About half of the graves had candles on them. In a graveyard this large (one of Stockholm's largest), this amounted to many thousands of candles. Glowing through the wet fog of the night, and accompanied by sound of rain falling on the trees and the earth, the gravelights illuminated the paving stones between the graves as I walked. Light from the flames cast faint and diffuse beams through the shrubs and bushes on the edges of the graves.

This was not a typical Halloween experience for me. The Halloweens of my youth were centered around costumes, candy, haunted houses, and general revelry. Walking among the candlelit tombstones tonight, I was reminded of the true meaning of the holiday. It's about remembering your loved ones after they are gone. There were several other people there, some lighting candles; others walking quietly through the churchyard and enjoying the night air. The nighttime is the best time to appreciate such a scene. Each candle represents someone who has not been forgotten. The sheer number of flames flickering in the fog tonight is testament to the respect Stockholmers have for their departed friends.

I continued along a small path as it spiralled up a hill to the minneslund — an area reserved for thoughtful remembrance. On this occasion, I found myself far from the graves of my forebears; so I paused for a moment in the clearing to think on those who came before me, both living and dead. Respect for ones living elders goes hand in hand with respect for the dearly departed. You may find it odd that an atheist would put stake in such an observance; it just felt right.
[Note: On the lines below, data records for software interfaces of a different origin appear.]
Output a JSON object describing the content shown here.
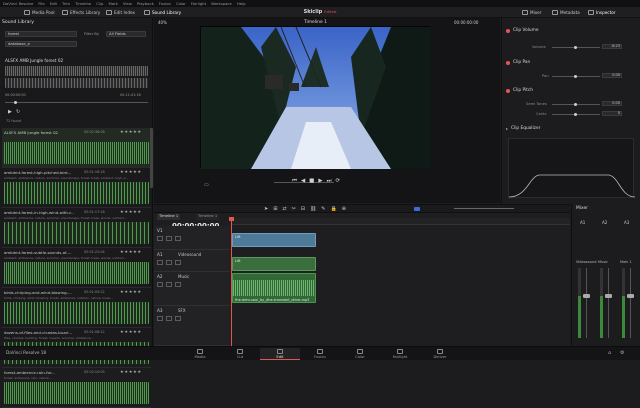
{
  "menu": [
    "DaVinci Resolve",
    "File",
    "Edit",
    "Trim",
    "Timeline",
    "Clip",
    "Mark",
    "View",
    "Playback",
    "Fusion",
    "Color",
    "Fairlight",
    "Workspace",
    "Help"
  ],
  "toolbar": {
    "media_pool": "Media Pool",
    "effects_library": "Effects Library",
    "edit_index": "Edit Index",
    "sound_library": "Sound Library",
    "project": "Skiclip",
    "edited": "Edited",
    "mixer": "Mixer",
    "metadata": "Metadata",
    "inspector": "Inspector"
  },
  "library": {
    "title": "Sound Library",
    "search_value": "forest",
    "filter_label": "Filter By",
    "filter_value": "All Fields",
    "db_value": "database_a",
    "preview_title": "ALSFX AMB Jungle forest 02",
    "preview_time_start": "00:00:00:00",
    "preview_time_end": "00:11:41:16",
    "results_count": "72 found",
    "results": [
      {
        "title": "ALSFX AMB Jungle forest 02",
        "dur": "00:02:36:08",
        "stars": "★★★★★",
        "tags": "",
        "selected": true
      },
      {
        "title": "ambient-forest-high-pitched-bird...",
        "dur": "00:01:16:18",
        "stars": "★★★★★",
        "tags": "ambient, ambience, nature, summer, soundscape, forest, trees, ambient, high, p..."
      },
      {
        "title": "ambient-forest-in-high-wind-with-c...",
        "dur": "00:01:17:16",
        "stars": "★★★★★",
        "tags": "ambient, ambience, nature, summer, soundscape, forest, trees, woods, outdoor..."
      },
      {
        "title": "ambient-forest-subtle-sounds-of-...",
        "dur": "00:01:22:04",
        "stars": "★★★★★",
        "tags": "ambient, ambience, nature, summer, soundscape, forest, trees, woods, outdoor..."
      },
      {
        "title": "birds-chirping-and-wind-blowing-...",
        "dur": "00:01:05:22",
        "stars": "★★★★★",
        "tags": "birds, chirping, wind, blowing, forest, ambience, outdoor, nature, trees..."
      },
      {
        "title": "dozens-of-flies-and-cicadas-buzzi...",
        "dur": "00:01:08:12",
        "stars": "★★★★★",
        "tags": "flies, cicadas, buzzing, forest, insects, summer, ambience..."
      },
      {
        "title": "forest-ambience-rain-for...",
        "dur": "00:02:10:05",
        "stars": "★★★★★",
        "tags": "forest, ambience, rain, nature..."
      }
    ]
  },
  "viewer": {
    "zoom": "40%",
    "timeline_name": "Timeline 1",
    "timecode": "00:00:00:00"
  },
  "inspector": {
    "sections": [
      {
        "name": "Clip Volume",
        "param": "Volume",
        "value": "-6.23"
      },
      {
        "name": "Clip Pan",
        "param": "Pan",
        "value": "0.00"
      },
      {
        "name": "Clip Pitch",
        "param": "Semi Tones",
        "value": "0.00",
        "param2": "Cents",
        "value2": "0"
      },
      {
        "name": "Clip Equalizer"
      }
    ]
  },
  "timeline": {
    "tabs": [
      "Timeline 1",
      "Timeline 1"
    ],
    "timecode": "00:00:00:00",
    "tracks": [
      {
        "id": "V1",
        "name": "",
        "buttons": [
          "",
          ""
        ]
      },
      {
        "id": "A1",
        "name": "Videosound",
        "value": "2.0"
      },
      {
        "id": "A2",
        "name": "Music",
        "value": "2.0"
      },
      {
        "id": "A3",
        "name": "SFX",
        "value": "2.0"
      }
    ],
    "clips": {
      "video": "Lift",
      "music": "Lift",
      "sfx": "the-dem-soul_by_dhe-transient_drive-mp3"
    }
  },
  "mixer": {
    "title": "Mixer",
    "channels": [
      "A1",
      "A2",
      "A3"
    ],
    "names": [
      "Videosound",
      "Music",
      "Main 1"
    ]
  },
  "pages": [
    "Media",
    "Cut",
    "Edit",
    "Fusion",
    "Color",
    "Fairlight",
    "Deliver"
  ],
  "active_page": "Edit",
  "app_name": "DaVinci Resolve 18",
  "colors": {
    "accent": "#e25850",
    "audio_green": "#3a7a3a",
    "video_blue": "#2f5f7d"
  }
}
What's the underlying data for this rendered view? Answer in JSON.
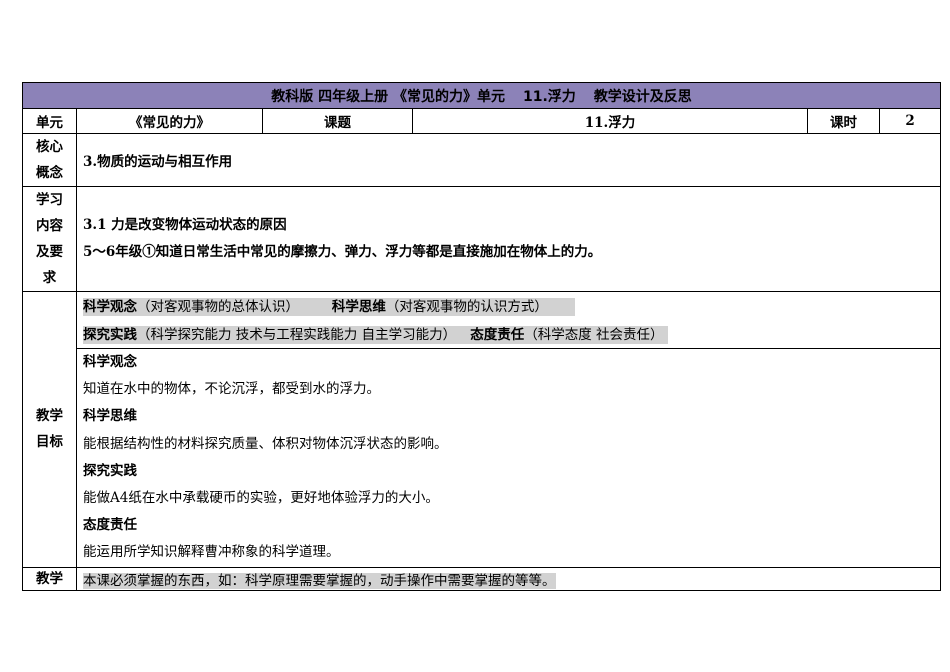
{
  "header": {
    "title_a": "教科版  四年级上册 《常见的力》单元",
    "title_b": "11.浮力",
    "title_c": "教学设计及反思"
  },
  "info": {
    "unit_label": "单元",
    "unit_value": "《常见的力》",
    "topic_label": "课题",
    "topic_value": "11.浮力",
    "period_label": "课时",
    "period_value": "2"
  },
  "core": {
    "label_1": "核心",
    "label_2": "概念",
    "value": "3.物质的运动与相互作用"
  },
  "learning": {
    "label_1": "学习",
    "label_2": "内容",
    "label_3": "及要",
    "label_4": "求",
    "line_1": "3.1 力是改变物体运动状态的原因",
    "line_2": "5～6年级①知道日常生活中常见的摩擦力、弹力、浮力等都是直接施加在物体上的力。"
  },
  "goals": {
    "label_1": "教学",
    "label_2": "目标",
    "tag_1_title": "科学观念",
    "tag_1_desc": "（对客观事物的总体认识）",
    "tag_2_title": "科学思维",
    "tag_2_desc": "（对客观事物的认识方式）",
    "tag_3_title": "探究实践",
    "tag_3_desc": "（科学探究能力 技术与工程实践能力 自主学习能力）",
    "tag_4_title": "态度责任",
    "tag_4_desc": "（科学态度 社会责任）",
    "items": [
      {
        "heading": "科学观念",
        "text": "知道在水中的物体，不论沉浮，都受到水的浮力。"
      },
      {
        "heading": "科学思维",
        "text": "能根据结构性的材料探究质量、体积对物体沉浮状态的影响。"
      },
      {
        "heading": "探究实践",
        "text": "能做A4纸在水中承载硬币的实验，更好地体验浮力的大小。"
      },
      {
        "heading": "态度责任",
        "text": "能运用所学知识解释曹冲称象的科学道理。"
      }
    ]
  },
  "last": {
    "label": "教学",
    "text": "本课必须掌握的东西，如：科学原理需要掌握的，动手操作中需要掌握的等等。"
  }
}
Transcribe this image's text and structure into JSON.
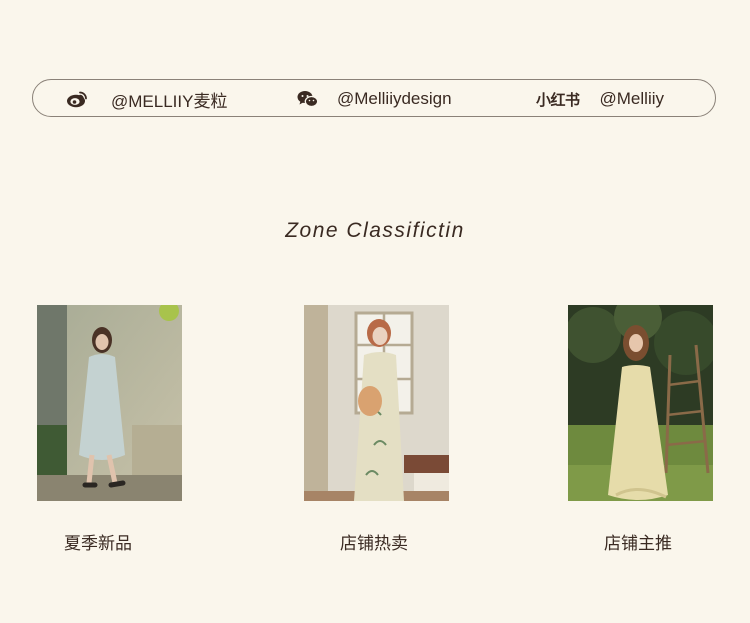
{
  "social": {
    "weibo": {
      "icon": "weibo-icon",
      "handle": "@MELLIIY麦粒"
    },
    "wechat": {
      "icon": "wechat-icon",
      "handle": "@Melliiydesign"
    },
    "xiaohongshu": {
      "logo": "小红书",
      "handle": "@Melliiy"
    }
  },
  "zone": {
    "title": "Zone Classifictin"
  },
  "categories": [
    {
      "label": "夏季新品",
      "photo": "woman-in-pale-blue-dress-photo"
    },
    {
      "label": "店铺热卖",
      "photo": "woman-in-bamboo-print-qipao-photo"
    },
    {
      "label": "店铺主推",
      "photo": "woman-in-yellow-slip-dress-photo"
    }
  ],
  "colors": {
    "background": "#faf6ec",
    "text": "#3a2a22",
    "border": "#8a8178"
  }
}
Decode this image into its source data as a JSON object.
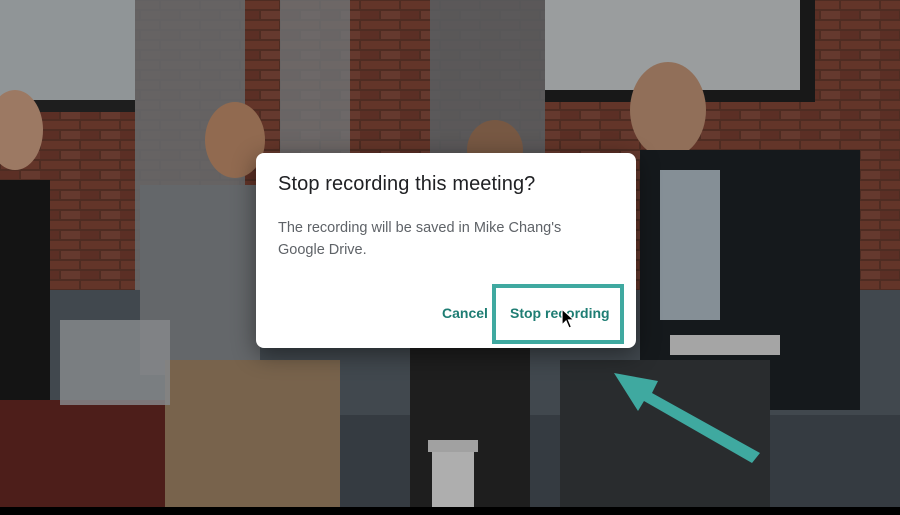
{
  "dialog": {
    "title": "Stop recording this meeting?",
    "body": "The recording will be saved in Mike Chang's Google Drive.",
    "cancel_label": "Cancel",
    "stop_label": "Stop recording"
  },
  "colors": {
    "accent": "#1e7d73",
    "highlight": "#3fa9a0",
    "title_text": "#202124",
    "body_text": "#5f6368"
  }
}
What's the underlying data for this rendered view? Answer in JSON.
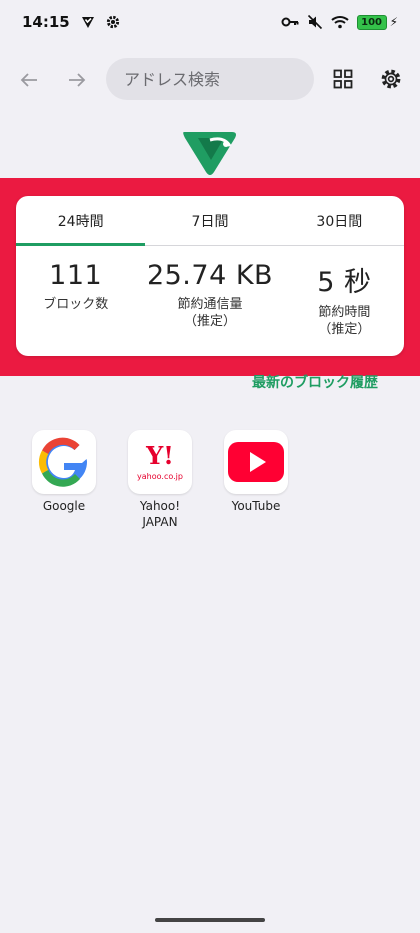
{
  "status_bar": {
    "time": "14:15",
    "battery": "100",
    "icons_left": [
      "shield-check-icon",
      "gear-icon"
    ],
    "icons_right": [
      "key-icon",
      "mute-icon",
      "wifi-icon",
      "battery-icon"
    ]
  },
  "toolbar": {
    "address_placeholder": "アドレス検索",
    "icons": [
      "back-arrow-icon",
      "forward-arrow-icon",
      "grid-icon",
      "settings-icon"
    ]
  },
  "stats": {
    "tabs": [
      {
        "label": "24時間",
        "active": true
      },
      {
        "label": "7日間",
        "active": false
      },
      {
        "label": "30日間",
        "active": false
      }
    ],
    "items": [
      {
        "value": "111",
        "label": "ブロック数"
      },
      {
        "value": "25.74 KB",
        "label": "節約通信量\n（推定）"
      },
      {
        "value": "5 秒",
        "label": "節約時間\n（推定）"
      }
    ],
    "recent_link": "最新のブロック履歴"
  },
  "shortcuts": [
    {
      "label": "Google"
    },
    {
      "label": "Yahoo!\nJAPAN",
      "icon_text": "Y!",
      "icon_subtext": "yahoo.co.jp"
    },
    {
      "label": "YouTube"
    }
  ],
  "colors": {
    "accent": "#1f9d62",
    "highlight": "#eb1a41",
    "background": "#f1f0f5"
  }
}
I do miss the costumes and the parties common at this time of year in the U.S. Even so, I think it's even nicer in a way to observe Halloween as it was meant to be observed.